_What the task asks_
Produce an exact copy of all the records.

_Records shown_
****************************************

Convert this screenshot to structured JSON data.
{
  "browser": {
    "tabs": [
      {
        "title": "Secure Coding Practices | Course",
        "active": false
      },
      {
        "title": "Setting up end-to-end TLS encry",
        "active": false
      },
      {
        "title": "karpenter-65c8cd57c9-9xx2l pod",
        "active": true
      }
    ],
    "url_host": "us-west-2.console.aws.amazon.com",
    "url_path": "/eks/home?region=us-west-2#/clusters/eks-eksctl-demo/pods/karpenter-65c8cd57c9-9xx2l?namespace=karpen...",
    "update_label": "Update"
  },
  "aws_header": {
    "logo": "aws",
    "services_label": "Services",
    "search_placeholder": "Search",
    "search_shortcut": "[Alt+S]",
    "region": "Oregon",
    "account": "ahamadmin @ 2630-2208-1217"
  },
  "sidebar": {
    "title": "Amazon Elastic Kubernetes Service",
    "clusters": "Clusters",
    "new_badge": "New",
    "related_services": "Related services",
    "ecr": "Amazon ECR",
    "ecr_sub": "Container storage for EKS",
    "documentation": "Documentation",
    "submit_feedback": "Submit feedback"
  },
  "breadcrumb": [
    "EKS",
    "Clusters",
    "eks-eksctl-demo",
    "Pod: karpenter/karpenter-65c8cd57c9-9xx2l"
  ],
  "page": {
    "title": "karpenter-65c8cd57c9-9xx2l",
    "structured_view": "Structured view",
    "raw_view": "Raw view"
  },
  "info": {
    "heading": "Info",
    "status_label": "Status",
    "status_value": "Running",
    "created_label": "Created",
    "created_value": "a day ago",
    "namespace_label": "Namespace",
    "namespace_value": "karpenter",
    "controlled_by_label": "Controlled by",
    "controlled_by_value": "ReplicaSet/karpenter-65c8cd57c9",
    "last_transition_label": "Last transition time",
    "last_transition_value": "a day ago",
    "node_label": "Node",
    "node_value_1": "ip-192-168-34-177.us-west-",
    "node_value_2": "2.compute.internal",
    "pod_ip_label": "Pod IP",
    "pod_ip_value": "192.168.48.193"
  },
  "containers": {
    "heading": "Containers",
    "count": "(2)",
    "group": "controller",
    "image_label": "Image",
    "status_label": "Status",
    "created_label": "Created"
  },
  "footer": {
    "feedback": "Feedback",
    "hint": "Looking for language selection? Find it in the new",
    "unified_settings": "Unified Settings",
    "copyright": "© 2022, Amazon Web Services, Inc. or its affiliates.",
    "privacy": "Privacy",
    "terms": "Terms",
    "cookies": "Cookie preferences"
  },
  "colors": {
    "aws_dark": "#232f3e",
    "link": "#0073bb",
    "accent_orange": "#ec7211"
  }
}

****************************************

_Finished exercise_
Convert this screenshot to structured JSON data.
{
  "browser": {
    "tabs": [
      {
        "title": "Secure Coding Practices | Course",
        "active": false
      },
      {
        "title": "Setting up end-to-end TLS encry",
        "active": false
      },
      {
        "title": "karpenter-65c8cd57c9-9xx2l pod",
        "active": true
      }
    ],
    "url_host": "us-west-2.console.aws.amazon.com",
    "url_path": "/eks/home?region=us-west-2#/clusters/eks-eksctl-demo/pods/karpenter-65c8cd57c9-9xx2l?namespace=karpen...",
    "update_label": "Update"
  },
  "aws_header": {
    "logo": "aws",
    "services_label": "Services",
    "search_placeholder": "Search",
    "search_shortcut": "[Alt+S]",
    "region": "Oregon",
    "account": "ahamadmin @ 2630-2208-1217"
  },
  "sidebar": {
    "title": "Amazon Elastic Kubernetes Service",
    "clusters": "Clusters",
    "new_badge": "New",
    "related_services": "Related services",
    "ecr": "Amazon ECR",
    "ecr_sub": "Container storage for EKS",
    "documentation": "Documentation",
    "submit_feedback": "Submit feedback"
  },
  "breadcrumb": [
    "EKS",
    "Clusters",
    "eks-eksctl-demo",
    "Pod: karpenter/karpenter-65c8cd57c9-9xx2l"
  ],
  "page": {
    "title": "karpenter-65c8cd57c9-9xx2l",
    "structured_view": "Structured view",
    "raw_view": "Raw view"
  },
  "info": {
    "heading": "Info",
    "status_label": "Status",
    "status_value": "Running",
    "created_label": "Created",
    "created_value": "a day ago",
    "namespace_label": "Namespace",
    "namespace_value": "karpenter",
    "controlled_by_label": "Controlled by",
    "controlled_by_value": "ReplicaSet/karpenter-65c8cd57c9",
    "last_transition_label": "Last transition time",
    "last_transition_value": "a day ago",
    "node_label": "Node",
    "node_value_1": "ip-192-168-34-177.us-west-",
    "node_value_2": "2.compute.internal",
    "pod_ip_label": "Pod IP",
    "pod_ip_value": "192.168.48.193"
  },
  "containers": {
    "heading": "Containers",
    "count": "(2)",
    "group": "controller",
    "image_label": "Image",
    "status_label": "Status",
    "created_label": "Created"
  },
  "footer": {
    "feedback": "Feedback",
    "hint": "Looking for language selection? Find it in the new",
    "unified_settings": "Unified Settings",
    "copyright": "© 2022, Amazon Web Services, Inc. or its affiliates.",
    "privacy": "Privacy",
    "terms": "Terms",
    "cookies": "Cookie preferences"
  },
  "colors": {
    "aws_dark": "#232f3e",
    "link": "#0073bb",
    "accent_orange": "#ec7211"
  }
}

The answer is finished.